A convicted terrorist previously jailed alongside the London Bridge killer has won a partial victory in a High Court case against the Ministry of Justice (MoJ) over changes to his licence conditions in the wake of the attack.
Omar Latif, 37, was one of nine men who were jailed in 2012 for terrorism offences relating to an al Qaida-inspired plot to bomb the London Stock Exchange and build a terrorist training camp in Pakistan.
Latif, from Cardiff, was sentenced to 10 years and four months’ imprisonment for attending meetings with the intention of assisting others to prepare or commit acts of terrorism. Future London Bridge attacker Usman Khan was jailed over the same plot at the same hearing.
Omar Latif was automatically released from prison at the halfway point of his sentence in February 2016, and was recalled to prison that September before he was again released on licence in May 2018.
On November 29 2019, Usman Khan fatally stabbed Jack Merritt, 25, and Saskia Jones, 23, at Fishmongers’ Hall in central London while out on licence.
Five days later, Latif – who says he has had “no contact” with Khan since they were in the same prison in 2016 – was told that “senior officials” at the MoJ had imposed new conditions on his licence.
At a hearing in February, his lawyers argued the additional conditions, which prevent him from attending “any meetings or gatherings of more than 50 people” or entering the City of London without prior permission, are unlawful.
In a judgment delivered on Wednesday, the High Court ruled that the new licence conditions were initially imposed without giving Latif the opportunity to make representations about them.
Mr Justice Swift, sitting with the Lord Chief Justice Lord Burnett, said in the ruling that Latif should have been “afforded an opportunity to comment on the proposals to impose the additional conditions”.
However, the judge added that “it is not necessary to quash the decision to add new licence conditions”, as Latif was later given the chance to make representations.
The High Court also rejected Latif’s argument that only the Parole Board could vary his licence conditions or that the new conditions were disproportionate.
At the hearing in February, Latif’s barrister Dan Squires QC said the changes to his licence “were not made because of any change to the risk he posed or anything he had said or done”.
Mr Squires said Latif’s behaviour since his release in May 2018 had been “exemplary”, adding that Latif “had no involvement in, or prior knowledge of, the London Bridge attack”.
In the judgment, Mr Justice Swift said a phone conversation informing Latif of the changes to his licence in early December 2019 was “only to explain to the claimant the effect of the new licence conditions, not to ask him whether he had anything to say that might be material to the decision-making process”.
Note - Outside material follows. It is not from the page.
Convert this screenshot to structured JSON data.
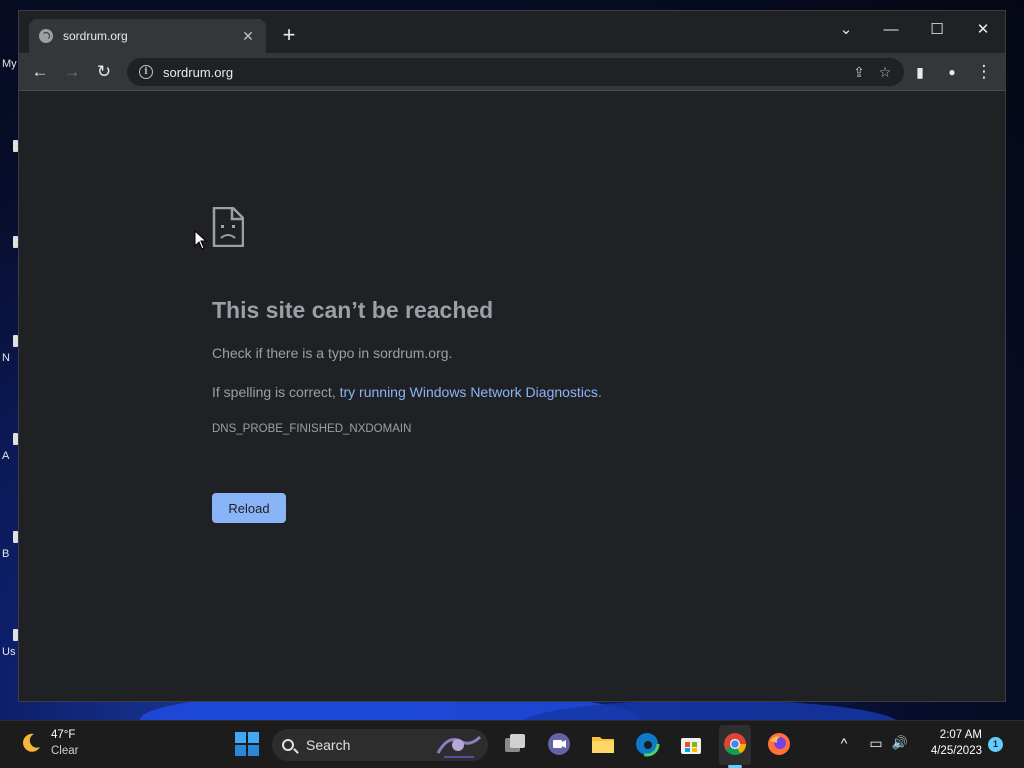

But the judge said Latif was later able to make representations which were considered by probation officers, which meant he was “sufficiently involved in the decision-making process at that point”.